The Japanese Way to Development: One of the Biggest and Most Important Conferences on the Effectiveness (or Otherwise of Aid) Was Held in Busan, South Korea This Month. It Was Expected to Be a Clash between the Western Model and That Followed by Japan and Increasingly, China, India and Korea. Editor Anver Versi, Who Observed the Japanese Method First-Hand in Africa Recently, Gives His Views
Versi, Anver, African Business
The whole structure of Overseas Development Assistance (ODA), or aid, in common parlance, is being shaken and stirred. There are rumours and counter rumours that given the parlous state of many OECD countries (including Japan), aid budgets are being slashed or that even more conditionalities are being imposed by donors.
Aid (despite the fairly spectacular growth of some African countries over the past decade) remains a very important factor on the African economic landscape. Several countries are dependent on aid to balance their budgets, pay salaries to public service employees such as teachers, keep their health services running, finance essential infrastructure and intervene even in areas such as national audits and conducting elections.
Of course, aid is not a one-way street. Donors leverage important commercial, economic and political interests on their largesse. Aid has a very persuasive influence in the areas in which it operates and economists tell us that the often invisible 'harvest' from aid far exceeds in value the amounts paid out to recipients.
This explains why advanced countries are loath to reduce their ODA budgets even during times of acute belt tightening at home. Loss of influence abroad could translate into both loss of markets to hungry global competitors as well as creating kinks in their resources-supply pipelines.
While this equation has been perfectly clear to both donor and recipient and both parties seem perfectly happy with the arrangement, what Africans have repeatedly questioned is the effectiveness of the delivery of the aid to achieve its stated objectives.
African commentators have argued that the approach taken by many Western donors has largely failed to achieve the major targets set out. Given the fact that aid today is a $200bn industry, they ask why is it that there is little to show for the billions that have been poured into the region; they want to know why poverty and disease are still rampant despite the colossal sums thrown at them; why there is such a yawning gap in infrastructure and why has Africa's development (the main objective of aid) been so laggardly in comparison with other developing regions?
They dismiss claims - often made by the Western media that official corruption is to blame - as far too exaggerated - the figures don't add up, they say and anyway there are a host of checks and balances that control the flow of financial resources. No, they insist, aid has not worked because the approach has been wrong. The diagnosis has been wrong, the medication has been wrong and the dosage has been wrong. Is it any wonder that despite gulping gallons of the medication, the patient is still ill?
This is where it gets very interesting because there is another development model at work in Africa since 1954. It is the Japanese ODA. Japan, until fairly recently the largest aid donor in the world, is a member of the OECD-Development Assistance Committee (DAC) comprising largely of Western donors but has come under considerable criticism for "going it alone".
What are the main differences between the OECD and the Japanese approaches?

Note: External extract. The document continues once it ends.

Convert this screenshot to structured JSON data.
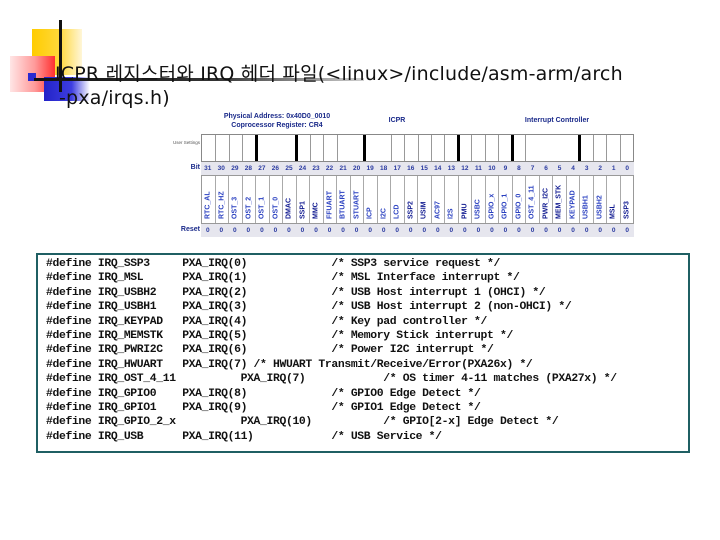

Japan's ODA is based on the concept of self-help which played the principal part in Japan's own development transformation after World War II; non-intervention, request-based and often project, rather than programme, oriented.
Non-intervention means acknowledging the independent sovereignty of recipient states. Japanese ODA only responds following requests from recipient governments and it works through governments, thereby allowing the recipient to take ownership of the project and to align its projects to government priorities.
This hands-off approach means that Japanese ODA comes with far fewer conditionali-ties than Western aid. In addition, it looks to be engaged in 'beyond aid' efforts linking ODA with investments and trade. …